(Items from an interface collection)

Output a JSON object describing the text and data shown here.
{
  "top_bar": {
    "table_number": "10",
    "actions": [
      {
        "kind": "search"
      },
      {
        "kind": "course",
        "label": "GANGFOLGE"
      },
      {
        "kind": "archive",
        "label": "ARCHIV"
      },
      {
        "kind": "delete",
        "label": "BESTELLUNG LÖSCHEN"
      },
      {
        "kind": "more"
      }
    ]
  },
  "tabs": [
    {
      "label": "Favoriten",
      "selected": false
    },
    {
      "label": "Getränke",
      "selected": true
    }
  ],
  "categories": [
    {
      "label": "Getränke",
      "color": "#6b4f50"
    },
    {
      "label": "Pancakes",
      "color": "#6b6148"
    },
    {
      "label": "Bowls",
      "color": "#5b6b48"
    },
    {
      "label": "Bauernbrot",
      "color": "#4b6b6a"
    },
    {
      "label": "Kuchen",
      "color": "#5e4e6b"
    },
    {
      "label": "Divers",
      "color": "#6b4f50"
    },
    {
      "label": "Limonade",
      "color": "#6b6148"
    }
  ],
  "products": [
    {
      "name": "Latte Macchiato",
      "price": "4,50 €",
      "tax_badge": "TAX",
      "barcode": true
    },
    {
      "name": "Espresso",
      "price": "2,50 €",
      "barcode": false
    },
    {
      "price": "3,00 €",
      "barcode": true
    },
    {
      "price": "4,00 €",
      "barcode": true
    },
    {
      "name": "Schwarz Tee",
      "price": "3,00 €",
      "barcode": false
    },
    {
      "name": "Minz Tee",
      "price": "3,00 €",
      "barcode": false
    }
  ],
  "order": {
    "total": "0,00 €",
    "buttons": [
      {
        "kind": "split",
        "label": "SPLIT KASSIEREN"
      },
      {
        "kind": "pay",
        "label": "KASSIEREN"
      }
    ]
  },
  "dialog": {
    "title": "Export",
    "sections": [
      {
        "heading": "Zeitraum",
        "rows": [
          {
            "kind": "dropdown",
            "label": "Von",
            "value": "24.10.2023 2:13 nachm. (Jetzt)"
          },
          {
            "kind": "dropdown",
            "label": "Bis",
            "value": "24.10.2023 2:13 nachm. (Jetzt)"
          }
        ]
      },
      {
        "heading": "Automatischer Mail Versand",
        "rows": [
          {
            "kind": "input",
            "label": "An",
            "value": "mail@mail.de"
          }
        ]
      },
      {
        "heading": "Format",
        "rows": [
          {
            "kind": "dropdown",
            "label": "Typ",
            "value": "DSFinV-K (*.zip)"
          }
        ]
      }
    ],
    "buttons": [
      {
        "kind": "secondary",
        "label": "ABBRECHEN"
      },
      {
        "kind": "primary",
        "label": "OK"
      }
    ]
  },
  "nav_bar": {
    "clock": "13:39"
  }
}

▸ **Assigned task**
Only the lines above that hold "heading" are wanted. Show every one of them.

▸ **Solution to the problem**
        "heading": "Zeitraum",
        "heading": "Automatischer Mail Versand",
        "heading": "Format",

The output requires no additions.